If you find a ship’s passenger record for a German ancestor, will you automatically know where to look for your ancestor’s records in Germany? If you cannot find the passenger record, does this mean that you will never learn where your German ancestor came from? According to the authors of Ancestors in German Archives: A Guide to Family History Sources, Raymond S. Wright III, Nathan S. Rives, Mirjam J. Kirkham, and Saskia Schier Bunting, the answer to both of these questions is “No!”
First some background: the German Territories, and later the German Empire, provided more emigrants to America than any other European national group. When they came to America, German immigrants left behind a trail of records familiar to everyone in genealogy from births, marriages, and deaths, to citizenship and census records, and from land and tax records to emigration records. The key to German genealogical research, of course, is to find out where these records are located, but since there are more than 2,000 national, state, and local repositories in Germany, to say nothing of church repositories and other private archives, such an undertaking is daunting if not downright impossible. We know there are records, but what good are they if we can’t find them? And these records stretch back to the Middle Ages, encompassing family history sources so vast in number and so scattered that the mind reels.
To overcome this challenge, Brigham Young University (BYU) launched its Immigrant Ancestors Project in 1996. The principal mission of this undertaking at the time was to identify the records of German emigrants and to create Internet-accessible databases describing emigrants’ birthplaces, occupations, spouses, and children. Ancestors in German Archives: A Guide to Family History Sources is the direct outgrowth of that ambitious project.
Under the supervision of Professor Raymond Wright, BYU mailed questionnaires to approximately 2,000 national, state, and local German government archives, as well as private archives. The questionnaires asked archivists to identify their archives’ jurisdictions and to describe the records housed in their collections and the services provided by their staff. The questionnaires asked specifically for information about each archive’s collections of vital records, religious records, military records, emigration records, passport records, censuses, and town and county records. Archivists were also asked to describe any published guides or inventories to their collections. The returned questionnaires, supplemented by Internet searches, were used to create summaries of each archive’s jurisdictions, holdings, and services.
The result of this massive survey is an exhaustive guide to family history sources in German archives at every level of jurisdiction, public and private. Anyone searching for data about people who lived in Germany in the past need only determine which archives today have jurisdiction over the records that were created by church or state institutions. The Locality Index at the back of Ancestors in German Archives, moreover, makes this task even easier because it identifies every town with an archive, no matter what kind.
Let’s return to the questions we initially asked as it relates to a German genealogy search: If you find a ship’s passenger record for a German ancestor, will you automatically know where to look for your ancestor’s records in Germany? If you cannot find the passenger record, does this mean that you will never learn where your German ancestor came from?
If you find a passenger record that states when and from where in Germany your ancestor came, you still have to figure out what German state, city, parish, or other repository has control of his/her records.

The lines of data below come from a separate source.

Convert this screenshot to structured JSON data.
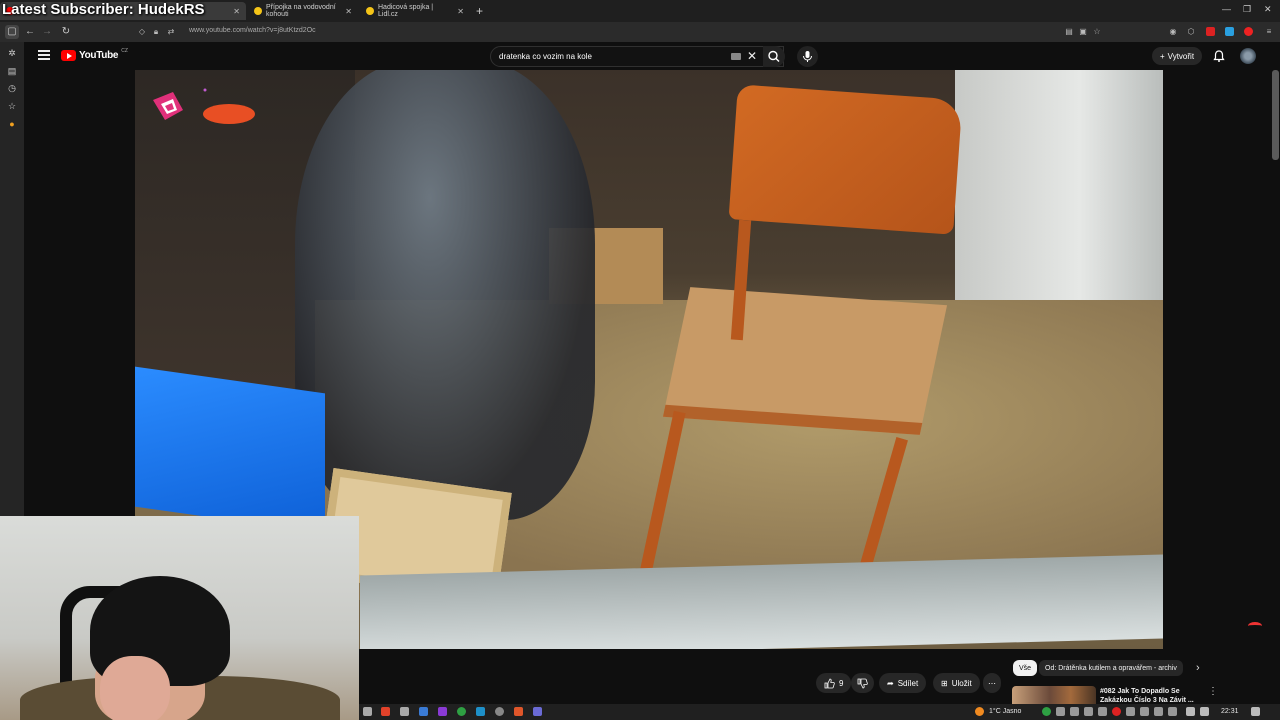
{
  "overlay": {
    "title": "Latest Subscriber: HudekRS"
  },
  "browser": {
    "tabs": [
      {
        "label": "",
        "active": true
      },
      {
        "label": "Přípojka na vodovodní kohouti"
      },
      {
        "label": "Hadicová spojka | Lidl.cz"
      }
    ],
    "url": "www.youtube.com/watch?v=j8utKtzd2Oc",
    "new_tab": "+"
  },
  "youtube": {
    "logo_text": "YouTube",
    "country_code": "CZ",
    "search_value": "dratenka co vozim na kole",
    "create_label": "Vytvořit",
    "actions": {
      "like_count": "9",
      "share_label": "Sdílet",
      "save_label": "Uložit"
    },
    "chips": {
      "all": "Vše",
      "from_channel": "Od: Drátěnka kutilem a opravářem - archiv"
    },
    "recommendation": {
      "title": "#082 Jak To Dopadlo Se Zakázkou Číslo 3 Na Závit ..."
    }
  },
  "taskbar": {
    "weather": "1°C  Jasno",
    "time": "22:31"
  },
  "colors": {
    "brand_red": "#ff0000",
    "accent_orange": "#d26a23",
    "bin_blue": "#1f7ef0"
  }
}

If you cannot find a passenger record but have a rough idea of your German ancestor’s origins (e.g., from Heidelberg after the U.S. Civil War), you may be able to skip over the missing passenger list and go directly to German vital records for your ancestor. Whichever the case, Ancestors in German Archives will make your task far easier than ever before. It is a one-stop guide to genealogical sources in Germany, and, most importantly, it answers the fundamental questions about the very existence of genealogical records in Germany and paves the way for successful research.
Image credit: Emperor Charlemagne and Emperor Sigismund, by Albrecht Dürer [Public domain], via Wikimedia Commons.